By Adedeji Adeniran, Director of Research at the Centre for the Study of the Economies of Africa (CSEA) and Thelma Obiakor, PhD Candidate at the London School of Economics and Political Science
COVID-19 has compounded a long-standing learning crisis in many African countries, where millions of children were already out of school before the pandemic.
Continue reading “Five ways to build resilience in Nigeria’s education system”
By Léopold Ghins and Philipp Heinrigs, OECD Sahel and West Africa Club Secretariat
This blog is part of a series marking the upcoming
19th International Economic Forum on Africa
Men offload rice at Bodija market, Ibadan, Nigeria. Flickr/IITA
It has been three months since Nigeria closed its land borders and to date there are few indications as to when they will open again. The country said it wants to reduce the smuggling of goods and stop illegal inflows of Asian rice and outflows of subsidised fuel. More fundamentally, Nigerian authorities justify the closure by the need to support the domestic agricultural sector and accelerate national productivity growth.
The closure is badly affecting livelihoods in local border economies. In Benin, communities in areas close to the Seme border near the sea, or further up north near the Owode border, largely depend on Nigerian markets for their sustenance. The sudden shutdown has caused thousands of smallholder farmers to

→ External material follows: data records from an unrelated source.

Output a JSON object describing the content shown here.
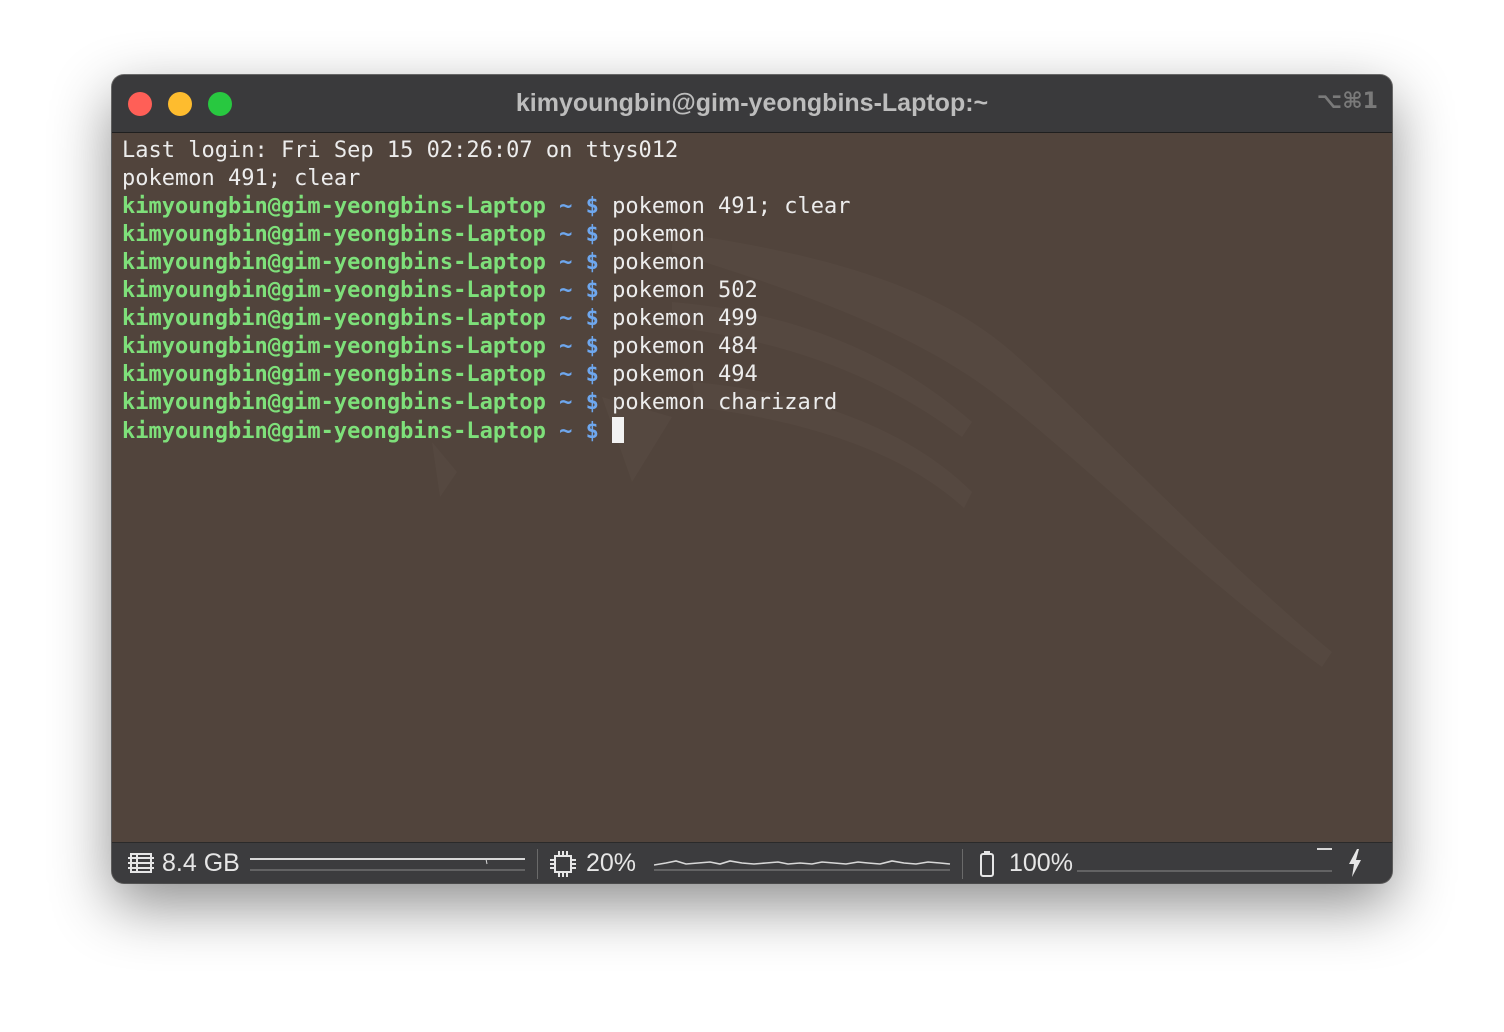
{
  "window": {
    "title": "kimyoungbin@gim-yeongbins-Laptop:~",
    "shortcut": "⌥⌘1",
    "traffic_lights": [
      "close",
      "minimize",
      "zoom"
    ]
  },
  "prompt": {
    "user_host": "kimyoungbin@gim-yeongbins-Laptop",
    "dir": "~",
    "symbol": "$"
  },
  "terminal": {
    "plain_lines": [
      "Last login: Fri Sep 15 02:26:07 on ttys012",
      "pokemon 491; clear"
    ],
    "commands": [
      "pokemon 491; clear",
      "pokemon",
      "pokemon",
      "pokemon 502",
      "pokemon 499",
      "pokemon 484",
      "pokemon 494",
      "pokemon charizard",
      ""
    ]
  },
  "status_bar": {
    "memory": {
      "icon": "memory-icon",
      "value": "8.4 GB"
    },
    "cpu": {
      "icon": "cpu-icon",
      "value": "20%"
    },
    "battery": {
      "icon": "battery-icon",
      "value": "100%",
      "charging_icon": "lightning-icon"
    }
  },
  "colors": {
    "background": "#51443c",
    "titlebar": "#3a3a3c",
    "prompt_user": "#7ee07a",
    "prompt_symbol": "#6ea7ee",
    "text": "#ececec",
    "close": "#ff5f57",
    "minimize": "#febc2e",
    "zoom": "#28c840"
  }
}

lose their produce and default on credits. In the Dendi region (an area that spans across northern Benin, Niger and Nigeria), economic networks are strongly integrated across borders. Small traders that live on these networks have lost their principal sources of income. Continue reading “Nigeria’s border closure: Why it will not pay off”